[Opening MATERIALS PROVIDED section]
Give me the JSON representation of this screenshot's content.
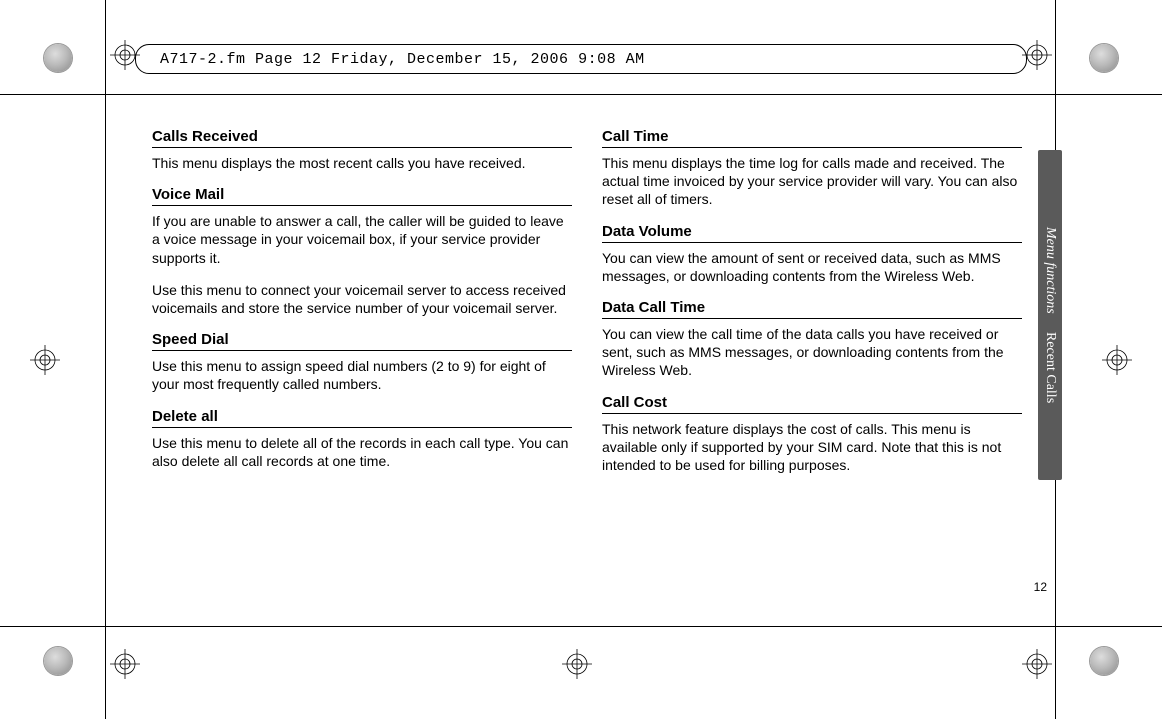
{
  "header": "A717-2.fm  Page 12  Friday, December 15, 2006  9:08 AM",
  "page_number": "12",
  "side_tab": {
    "l1": "Menu functions",
    "l2": "Recent Calls"
  },
  "left": {
    "s1": {
      "title": "Calls Received",
      "p1": "This menu displays the most recent calls you have received."
    },
    "s2": {
      "title": "Voice Mail",
      "p1": "If you are unable to answer a call, the caller will be guided to leave a voice message in your voicemail box, if your service provider supports it.",
      "p2": "Use this menu to connect your voicemail server to access received voicemails and store the service number of your voicemail server."
    },
    "s3": {
      "title": "Speed Dial",
      "p1": "Use this menu to assign speed dial numbers (2 to 9) for eight of your most frequently called numbers."
    },
    "s4": {
      "title": "Delete all",
      "p1": "Use this menu to delete all of the records in each call type. You can also delete all call records at one time."
    }
  },
  "right": {
    "s1": {
      "title": "Call Time",
      "p1": "This menu displays the time log for calls made and received. The actual time invoiced by your service provider will vary. You can also reset all of timers."
    },
    "s2": {
      "title": "Data Volume",
      "p1": "You can view the amount of sent or received data, such as MMS messages, or downloading contents from the Wireless Web."
    },
    "s3": {
      "title": "Data Call Time",
      "p1": "You can view the call time of the data calls you have received or sent, such as MMS messages, or downloading contents from the Wireless Web."
    },
    "s4": {
      "title": "Call Cost",
      "p1": "This network feature displays the cost of calls. This menu is available only if supported by your SIM card. Note that this is not intended to be used for billing purposes."
    }
  }
}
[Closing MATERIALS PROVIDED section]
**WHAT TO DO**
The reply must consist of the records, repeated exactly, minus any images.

**SOLUTION FOR THIS EXERCISE**
Give me the JSON representation of this screenshot's content.
{
  "header": "A717-2.fm  Page 12  Friday, December 15, 2006  9:08 AM",
  "page_number": "12",
  "side_tab": {
    "l1": "Menu functions",
    "l2": "Recent Calls"
  },
  "left": {
    "s1": {
      "title": "Calls Received",
      "p1": "This menu displays the most recent calls you have received."
    },
    "s2": {
      "title": "Voice Mail",
      "p1": "If you are unable to answer a call, the caller will be guided to leave a voice message in your voicemail box, if your service provider supports it.",
      "p2": "Use this menu to connect your voicemail server to access received voicemails and store the service number of your voicemail server."
    },
    "s3": {
      "title": "Speed Dial",
      "p1": "Use this menu to assign speed dial numbers (2 to 9) for eight of your most frequently called numbers."
    },
    "s4": {
      "title": "Delete all",
      "p1": "Use this menu to delete all of the records in each call type. You can also delete all call records at one time."
    }
  },
  "right": {
    "s1": {
      "title": "Call Time",
      "p1": "This menu displays the time log for calls made and received. The actual time invoiced by your service provider will vary. You can also reset all of timers."
    },
    "s2": {
      "title": "Data Volume",
      "p1": "You can view the amount of sent or received data, such as MMS messages, or downloading contents from the Wireless Web."
    },
    "s3": {
      "title": "Data Call Time",
      "p1": "You can view the call time of the data calls you have received or sent, such as MMS messages, or downloading contents from the Wireless Web."
    },
    "s4": {
      "title": "Call Cost",
      "p1": "This network feature displays the cost of calls. This menu is available only if supported by your SIM card. Note that this is not intended to be used for billing purposes."
    }
  }
}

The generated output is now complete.